Tracey is the Garbage Pail Kid of the show. Her crust is too thin. She is, just for context, an overweight lesbian who is also clairvoyant. Could she see her end coming? (Spoiler: Yes.) She has a crush on Angelo. She has a slightly raspy voice and she feeds her child—actually her partner's child—fast food twice a week. Tracey Bloom is incredibly nice and wants desperately to be liked. But the source of her niceness comes from-at least through the reflection (and refraction) of the television screen—the conviction that she's not worth much. She's like Avis, working hard to compensate. What's good in a car rental company might be bad in a person.

What most touches and troubles is Tracy's ever-readiness for failure. In fact, it seems she welcomes it as a confirmation of her own lousy opinion of herself. Beneath the jokey and cavalier attitude, something darker and much more sad lies. So moving ever forward, shrugging off the world's jibes and criticisms, she actually "beats on, boats against the current, borne back ceaselessly into the past" deeper in a downward spiral of her own reflection. Thus when Jonathan Waxman/Harvey Fierstein trashed her burger saying, "It's too big. It ain't no slider," or when Tom Colicchio needlessly zinged, "Calling this Italian food is an insult to Italians," Tracey Bloom absorbed it not with happiness but perhaps with some darker cousin of satisfaction.

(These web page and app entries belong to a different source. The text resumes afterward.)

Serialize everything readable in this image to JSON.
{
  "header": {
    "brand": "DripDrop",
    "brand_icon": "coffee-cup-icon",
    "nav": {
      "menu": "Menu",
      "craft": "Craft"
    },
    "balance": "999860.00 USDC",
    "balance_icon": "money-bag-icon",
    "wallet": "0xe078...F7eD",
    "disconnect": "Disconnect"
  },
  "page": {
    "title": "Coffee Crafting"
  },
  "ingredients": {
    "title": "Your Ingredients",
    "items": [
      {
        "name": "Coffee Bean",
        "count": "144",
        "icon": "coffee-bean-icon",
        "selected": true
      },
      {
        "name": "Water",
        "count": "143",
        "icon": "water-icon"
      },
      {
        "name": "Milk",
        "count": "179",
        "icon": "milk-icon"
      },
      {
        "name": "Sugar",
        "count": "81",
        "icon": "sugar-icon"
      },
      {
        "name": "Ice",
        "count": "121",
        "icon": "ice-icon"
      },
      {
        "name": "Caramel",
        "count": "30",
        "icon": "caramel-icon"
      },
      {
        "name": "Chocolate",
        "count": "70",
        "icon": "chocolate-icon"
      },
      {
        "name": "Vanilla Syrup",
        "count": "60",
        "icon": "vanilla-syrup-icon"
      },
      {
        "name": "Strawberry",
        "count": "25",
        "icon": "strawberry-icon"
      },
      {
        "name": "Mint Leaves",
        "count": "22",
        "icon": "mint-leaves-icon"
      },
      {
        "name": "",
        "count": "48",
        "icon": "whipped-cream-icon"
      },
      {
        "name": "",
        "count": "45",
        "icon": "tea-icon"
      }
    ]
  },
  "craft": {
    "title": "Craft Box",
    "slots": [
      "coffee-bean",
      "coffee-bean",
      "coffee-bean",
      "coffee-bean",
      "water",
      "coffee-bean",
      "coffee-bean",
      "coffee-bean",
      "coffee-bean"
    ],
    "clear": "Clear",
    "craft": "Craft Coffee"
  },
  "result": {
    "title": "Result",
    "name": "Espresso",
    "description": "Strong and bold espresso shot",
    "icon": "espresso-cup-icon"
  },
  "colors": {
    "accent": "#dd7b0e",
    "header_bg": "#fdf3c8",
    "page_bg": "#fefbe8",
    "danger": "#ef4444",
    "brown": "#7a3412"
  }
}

When Top Chef ended last night, I was sad. Not because Arnold Popped Collar won nor because Timofey teared up. It wasn't even Bobby from King of the Hill's blatant misrepresentation of judicial criticism to his fellow contestants. "They said it was unrealistic," he sighed, as if bacon-wrapped fish was a culinary fantasia and he a Blakeian visionary. The saddest part wasn't even in the knowing that another chapter has been written for Tracey in her book of self-fulfilling prophecy or even in the relief I felt—that guilty relief when a loved one dies after long illness and we no longer are forced to witness our own mortality, flesh of our flesh turning to dust before our eyes, visions of ourselves, pee-stained, paper skin and rail-thin—when she left. No, it's that long after either Angelo or Kenny are crowned the winner, we all will stay saddled by the stories of ourselves we tell ourselves about ourselves, catching sight of us, our own anti-heroes, in every reflecting pool and polished surface.